They claim that travel broadens the mind and I've always wanted to believe that this is the case. But in my own experiences abroad, I've found that people who start off with narrow minds only have them snapped more firmly shut when they travel. These ladies seemed like classic examples.

Carrie -- Me too! I'd read a book by ANYone from ANY country, if I picked it up and found that I was enjoying it. Once I find a book engaging or illuminating, I hardly care about the nationality of the author. For some people, though, nationality DOES matter. I knew a man who hated reading British literature because he resented looking up words like 'fortnight' (yes, really). Wish I could introduce him to these ladies...

AnneB said...

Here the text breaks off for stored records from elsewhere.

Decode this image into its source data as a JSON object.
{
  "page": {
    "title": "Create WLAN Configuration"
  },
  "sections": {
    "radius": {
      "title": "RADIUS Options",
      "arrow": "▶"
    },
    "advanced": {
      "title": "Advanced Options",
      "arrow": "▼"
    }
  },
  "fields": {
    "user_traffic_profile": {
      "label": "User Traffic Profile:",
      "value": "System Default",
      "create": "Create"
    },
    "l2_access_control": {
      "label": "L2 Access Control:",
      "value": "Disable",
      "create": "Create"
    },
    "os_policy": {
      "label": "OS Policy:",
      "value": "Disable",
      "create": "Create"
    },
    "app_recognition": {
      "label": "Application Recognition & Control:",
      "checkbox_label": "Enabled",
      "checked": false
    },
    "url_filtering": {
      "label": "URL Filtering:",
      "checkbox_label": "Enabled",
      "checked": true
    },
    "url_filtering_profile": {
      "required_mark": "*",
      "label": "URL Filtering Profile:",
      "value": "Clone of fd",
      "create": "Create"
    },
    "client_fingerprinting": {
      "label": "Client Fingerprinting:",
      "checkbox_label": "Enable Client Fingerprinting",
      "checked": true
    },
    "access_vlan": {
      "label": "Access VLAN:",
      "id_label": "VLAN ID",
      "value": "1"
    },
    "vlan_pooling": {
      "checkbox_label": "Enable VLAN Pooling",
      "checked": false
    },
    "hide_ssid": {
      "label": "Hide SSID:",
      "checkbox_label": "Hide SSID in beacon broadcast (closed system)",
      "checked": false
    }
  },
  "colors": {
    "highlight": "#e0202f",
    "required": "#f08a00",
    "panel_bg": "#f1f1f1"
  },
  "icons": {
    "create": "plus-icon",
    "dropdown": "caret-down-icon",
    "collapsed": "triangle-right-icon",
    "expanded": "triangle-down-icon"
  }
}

Fortnight is British? I grew up reading children's books from the Twenties (published in the good old USA) that had belonged to my mother, including a short six-book series about a girl called Marjorie and some of the original Bobbsey Twins, and I think they all must have used fortnight, because that's how I learned what it meant...in grade school!

Robin said...

Wait! Who's Scrummy McNulty? That's the best name, ever. This place (Pennsylvania) is so boring. Snooooze.

Mary Witzl said...

AnneB -- I grew up reading those books too! Our parents took us to the library, but the books we had lying around the house were old, scruffy British classics. I spent a lot of time puzzling over why people made such a fuss over tea (not realizing it generally included an entire meal) and some things I only understood from the context, but this was what I liked about the books -- that there were always a few things that were so engagingly foreign.

I owe you a good, long e-mail, but still haven't figured out how to access my e-mail account from the university computer (we don't have internet access at home yet). I'm reluctant to ask anyone here for help as they've already cottoned on to what a technophobe I am. I wish you had your own blog! If you ever get your own, I will drive around our neighborhood five times. (Remind me to tell you all about our neighborhood at some point and you'll be well and truly impressed by that...)

Robin -- When I get a spare moment (and the internet installed) I have a long list of things I need to look up, including Scruffy McNulty. And if you want to see an incredible blog, check out Sam's, the Problem Child Bride.

Speaking of blogs, I can't manage to log onto yours to comment! What am I doing wrong, or is it just my general computer imbecility? (No, you don't have to answer that.)

Tabitha said...

I was thinking the same thing as Carrie. :) To disdain anything simply because it comes from a particular place is the ultimate discrimination. One person does not represent a group. One group does not represent a nation. Anyone who thinks this has his head in the sand.

Sorry for ranting...I have little patience for closed-minded people. :)